* [Task objective] Using the records that follow, tally the lines containing the word "Hotels" and state only the count.

* [Given records]
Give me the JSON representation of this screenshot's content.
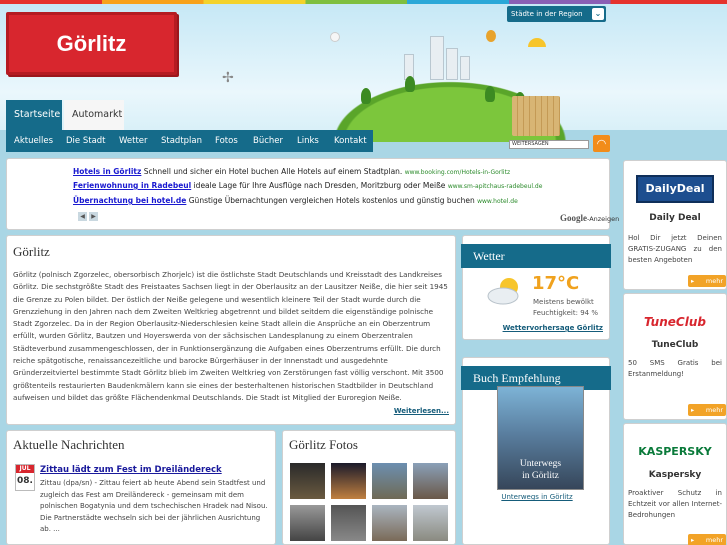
{
  "site": {
    "logo_text": "Görlitz"
  },
  "region_select": {
    "label": "Städte in der Region"
  },
  "nav_main": {
    "tabs": [
      {
        "label": "Startseite"
      },
      {
        "label": "Automarkt"
      }
    ]
  },
  "nav_sub": {
    "items": [
      {
        "label": "Aktuelles"
      },
      {
        "label": "Die Stadt"
      },
      {
        "label": "Wetter"
      },
      {
        "label": "Stadtplan"
      },
      {
        "label": "Fotos"
      },
      {
        "label": "Bücher"
      },
      {
        "label": "Links"
      },
      {
        "label": "Kontakt"
      }
    ]
  },
  "share": {
    "label": "WEITERSAGEN"
  },
  "ads": {
    "items": [
      {
        "title": "Hotels in Görlitz",
        "text": "Schnell und sicher ein Hotel buchen Alle Hotels auf einem Stadtplan.",
        "url": "www.booking.com/Hotels-in-Gorlitz"
      },
      {
        "title": "Ferienwohnung in Radebeul",
        "text": "ideale Lage für Ihre Ausflüge nach Dresden, Moritzburg oder Meiße",
        "url": "www.sm-apitchaus-radebeul.de"
      },
      {
        "title": "Übernachtung bei hotel.de",
        "text": "Günstige Übernachtungen vergleichen Hotels kostenlos und günstig buchen",
        "url": "www.hotel.de"
      }
    ],
    "credit_brand": "Google",
    "credit_text": "-Anzeigen"
  },
  "intro": {
    "title": "Görlitz",
    "text": "Görlitz (polnisch Zgorzelec, obersorbisch Zhorjelc) ist die östlichste Stadt Deutschlands und Kreisstadt des Landkreises Görlitz. Die sechstgrößte Stadt des Freistaates Sachsen liegt in der Oberlausitz an der Lausitzer Neiße, die hier seit 1945 die Grenze zu Polen bildet. Der östlich der Neiße gelegene und wesentlich kleinere Teil der Stadt wurde durch die Grenzziehung in den Jahren nach dem Zweiten Weltkrieg abgetrennt und bildet seitdem die eigenständige polnische Stadt Zgorzelec. Da in der Region Oberlausitz-Niederschlesien keine Stadt allein die Ansprüche an ein Oberzentrum erfüllt, wurden Görlitz, Bautzen und Hoyerswerda von der sächsischen Landesplanung zu einem Oberzentralen Städteverbund zusammengeschlossen, der in Funktionsergänzung die Aufgaben eines Oberzentrums erfüllt. Die durch reiche spätgotische, renaissancezeitliche und barocke Bürgerhäuser in der Innenstadt und ausgedehnte Gründerzeitviertel bestimmte Stadt Görlitz blieb im Zweiten Weltkrieg von Zerstörungen fast völlig verschont. Mit 3500 größtenteils restaurierten Baudenkmälern kann sie eines der besterhaltenen historischen Stadtbilder in Deutschland aufweisen und bildet das größte Flächendenkmal Deutschlands. Die Stadt ist Mitglied der Euroregion Neiße.",
    "more": "Weiterlesen..."
  },
  "news": {
    "title": "Aktuelle Nachrichten",
    "items": [
      {
        "month": "JUL",
        "day": "08.",
        "headline": "Zittau lädt zum Fest im Dreiländereck",
        "body": "Zittau (dpa/sn) - Zittau feiert ab heute Abend sein Stadtfest und zugleich das Fest am Dreiländereck - gemeinsam mit dem polnischen Bogatynia und dem tschechischen Hradek nad Nisou. Die Partnerstädte wechseln sich bei der jährlichen Ausrichtung ab. ..."
      }
    ]
  },
  "fotos": {
    "title": "Görlitz Fotos"
  },
  "weather": {
    "title": "Wetter",
    "temp": "17°C",
    "condition": "Meistens bewölkt",
    "humidity": "Feuchtigkeit: 94 %",
    "link": "Wettervorhersage Görlitz"
  },
  "book": {
    "title": "Buch Empfehlung",
    "cover_title_1": "Unterwegs",
    "cover_title_2": "in Görlitz",
    "link": "Unterwegs in Görlitz"
  },
  "sidebar": {
    "more_label": "mehr",
    "items": [
      {
        "logo": "DailyDeal",
        "name": "Daily Deal",
        "desc": "Hol Dir jetzt Deinen GRATIS-ZUGANG zu den besten Angeboten"
      },
      {
        "logo": "TuneClub",
        "name": "TuneClub",
        "desc": "50 SMS Gratis bei Erstanmeldung!"
      },
      {
        "logo": "KASPERSKY",
        "name": "Kaspersky",
        "desc": "Proaktiver Schutz in Echtzeit vor allen Internet-Bedrohungen"
      }
    ]
  },
  "colors": {
    "brand_red": "#d8262e",
    "nav_blue": "#156b8a",
    "accent_orange": "#f2a327",
    "page_bg": "#a9d6e5"
  }
}
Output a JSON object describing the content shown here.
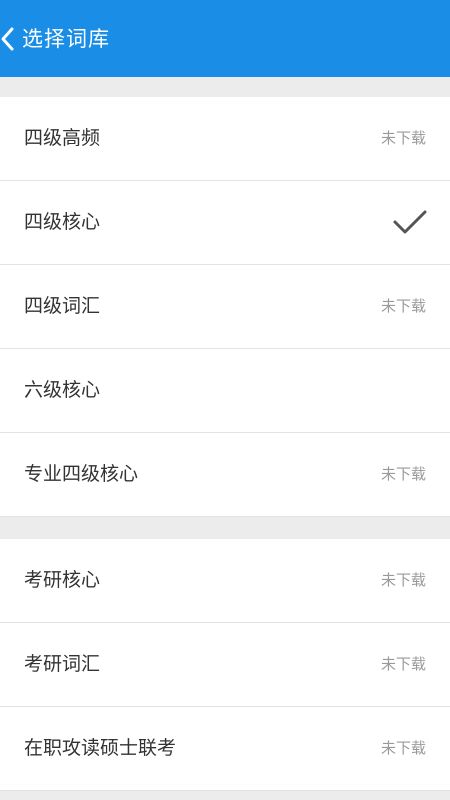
{
  "header": {
    "title": "选择词库"
  },
  "colors": {
    "header_bg": "#1a8ee6",
    "page_bg": "#ececed",
    "text_primary": "#333333",
    "text_secondary": "#9a9a9a",
    "check": "#555555"
  },
  "groups": [
    {
      "items": [
        {
          "label": "四级高频",
          "status": "未下载",
          "selected": false
        },
        {
          "label": "四级核心",
          "status": "",
          "selected": true
        },
        {
          "label": "四级词汇",
          "status": "未下载",
          "selected": false
        },
        {
          "label": "六级核心",
          "status": "",
          "selected": false
        },
        {
          "label": "专业四级核心",
          "status": "未下载",
          "selected": false
        }
      ]
    },
    {
      "items": [
        {
          "label": "考研核心",
          "status": "未下载",
          "selected": false
        },
        {
          "label": "考研词汇",
          "status": "未下载",
          "selected": false
        },
        {
          "label": "在职攻读硕士联考",
          "status": "未下载",
          "selected": false
        }
      ]
    }
  ],
  "icons": {
    "back": "chevron-left-icon",
    "selected": "check-icon"
  }
}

* [Task output] 4